»»

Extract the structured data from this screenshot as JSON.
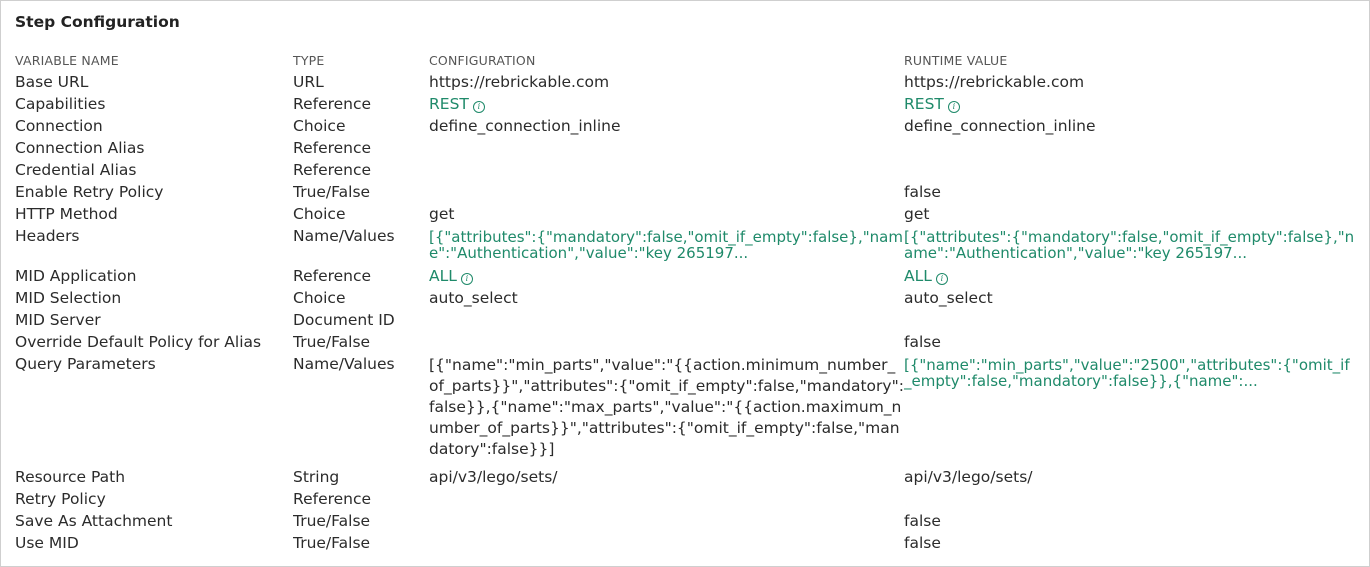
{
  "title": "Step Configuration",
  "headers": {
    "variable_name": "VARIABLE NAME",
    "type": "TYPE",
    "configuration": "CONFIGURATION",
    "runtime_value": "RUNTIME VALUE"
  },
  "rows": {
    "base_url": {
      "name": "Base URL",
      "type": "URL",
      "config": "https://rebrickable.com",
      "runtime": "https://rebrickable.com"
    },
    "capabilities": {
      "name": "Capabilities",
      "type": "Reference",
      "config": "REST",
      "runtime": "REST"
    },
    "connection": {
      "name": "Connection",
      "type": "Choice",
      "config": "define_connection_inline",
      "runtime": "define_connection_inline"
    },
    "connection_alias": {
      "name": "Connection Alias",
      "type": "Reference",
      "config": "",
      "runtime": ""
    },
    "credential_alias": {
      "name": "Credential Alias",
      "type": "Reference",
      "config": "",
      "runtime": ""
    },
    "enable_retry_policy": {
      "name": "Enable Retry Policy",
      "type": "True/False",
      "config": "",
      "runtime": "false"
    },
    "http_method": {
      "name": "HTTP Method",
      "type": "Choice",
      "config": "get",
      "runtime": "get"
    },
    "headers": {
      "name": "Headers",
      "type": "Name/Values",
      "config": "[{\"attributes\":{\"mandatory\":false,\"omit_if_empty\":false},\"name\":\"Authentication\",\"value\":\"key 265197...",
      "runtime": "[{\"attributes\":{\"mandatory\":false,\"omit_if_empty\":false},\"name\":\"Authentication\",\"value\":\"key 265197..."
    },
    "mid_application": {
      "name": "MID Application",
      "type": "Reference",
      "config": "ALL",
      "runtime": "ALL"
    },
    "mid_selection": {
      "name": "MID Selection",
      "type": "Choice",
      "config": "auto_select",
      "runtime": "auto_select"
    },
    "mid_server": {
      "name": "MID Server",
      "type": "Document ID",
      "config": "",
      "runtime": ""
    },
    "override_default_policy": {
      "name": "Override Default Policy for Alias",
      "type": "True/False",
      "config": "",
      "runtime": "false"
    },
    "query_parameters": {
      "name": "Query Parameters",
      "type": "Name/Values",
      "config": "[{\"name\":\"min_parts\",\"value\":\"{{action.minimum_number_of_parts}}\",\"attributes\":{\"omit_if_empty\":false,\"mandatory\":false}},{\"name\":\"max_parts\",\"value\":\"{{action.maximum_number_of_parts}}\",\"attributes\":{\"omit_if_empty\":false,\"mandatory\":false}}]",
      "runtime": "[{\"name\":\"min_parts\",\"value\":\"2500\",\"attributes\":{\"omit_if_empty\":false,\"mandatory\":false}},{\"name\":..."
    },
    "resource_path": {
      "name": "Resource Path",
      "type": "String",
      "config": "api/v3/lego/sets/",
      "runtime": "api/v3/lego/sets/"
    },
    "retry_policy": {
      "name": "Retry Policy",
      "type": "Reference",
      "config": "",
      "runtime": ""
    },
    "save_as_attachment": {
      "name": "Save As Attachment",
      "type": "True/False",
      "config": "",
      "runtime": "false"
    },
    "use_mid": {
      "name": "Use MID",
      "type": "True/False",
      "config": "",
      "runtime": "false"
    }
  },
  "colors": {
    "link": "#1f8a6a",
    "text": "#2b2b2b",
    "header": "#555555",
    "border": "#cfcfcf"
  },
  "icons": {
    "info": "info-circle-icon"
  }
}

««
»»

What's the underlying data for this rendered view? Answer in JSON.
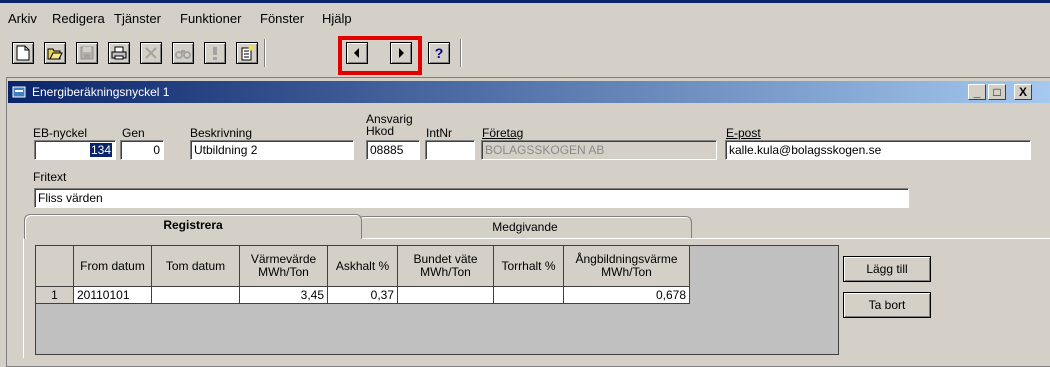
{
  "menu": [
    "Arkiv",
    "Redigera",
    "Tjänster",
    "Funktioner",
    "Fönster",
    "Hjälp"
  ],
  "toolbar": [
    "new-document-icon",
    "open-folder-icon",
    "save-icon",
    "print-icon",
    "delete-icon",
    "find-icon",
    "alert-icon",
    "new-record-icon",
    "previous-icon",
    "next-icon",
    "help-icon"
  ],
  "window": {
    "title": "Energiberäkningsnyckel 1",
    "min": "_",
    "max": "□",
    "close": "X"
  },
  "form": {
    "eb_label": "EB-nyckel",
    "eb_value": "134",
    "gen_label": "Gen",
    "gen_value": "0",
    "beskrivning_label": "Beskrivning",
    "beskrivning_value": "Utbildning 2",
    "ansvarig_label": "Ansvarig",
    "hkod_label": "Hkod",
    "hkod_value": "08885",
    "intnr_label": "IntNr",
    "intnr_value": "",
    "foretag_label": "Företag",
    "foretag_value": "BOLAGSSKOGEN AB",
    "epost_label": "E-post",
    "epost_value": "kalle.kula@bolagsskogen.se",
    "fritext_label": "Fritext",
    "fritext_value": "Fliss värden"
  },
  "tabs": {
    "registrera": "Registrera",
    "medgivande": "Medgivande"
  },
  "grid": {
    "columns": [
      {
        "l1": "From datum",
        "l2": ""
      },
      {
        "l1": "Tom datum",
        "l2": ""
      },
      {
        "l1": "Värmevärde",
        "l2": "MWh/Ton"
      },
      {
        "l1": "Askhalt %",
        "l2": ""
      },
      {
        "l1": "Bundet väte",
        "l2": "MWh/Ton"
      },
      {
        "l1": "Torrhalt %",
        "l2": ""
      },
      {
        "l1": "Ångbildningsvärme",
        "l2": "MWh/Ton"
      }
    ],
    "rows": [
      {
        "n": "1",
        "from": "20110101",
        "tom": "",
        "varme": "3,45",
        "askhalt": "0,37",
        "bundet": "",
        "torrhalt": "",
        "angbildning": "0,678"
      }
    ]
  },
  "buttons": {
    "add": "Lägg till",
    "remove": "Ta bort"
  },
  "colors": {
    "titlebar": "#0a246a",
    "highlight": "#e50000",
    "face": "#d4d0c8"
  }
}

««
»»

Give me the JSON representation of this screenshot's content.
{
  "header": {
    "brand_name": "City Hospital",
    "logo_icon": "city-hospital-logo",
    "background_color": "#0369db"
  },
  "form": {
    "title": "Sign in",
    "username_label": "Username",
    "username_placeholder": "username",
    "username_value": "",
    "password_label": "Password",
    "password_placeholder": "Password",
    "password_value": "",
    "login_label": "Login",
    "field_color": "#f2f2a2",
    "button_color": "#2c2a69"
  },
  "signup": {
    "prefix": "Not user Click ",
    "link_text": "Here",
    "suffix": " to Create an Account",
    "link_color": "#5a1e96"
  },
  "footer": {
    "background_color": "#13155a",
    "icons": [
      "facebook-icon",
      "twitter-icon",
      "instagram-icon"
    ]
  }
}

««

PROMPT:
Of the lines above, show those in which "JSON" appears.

WRITTEN RESPONSE:
Extract the structured data from this screenshot as JSON.
What's the underlying data for this rendered view? Answer in JSON.
Give me the JSON representation of this screenshot's content.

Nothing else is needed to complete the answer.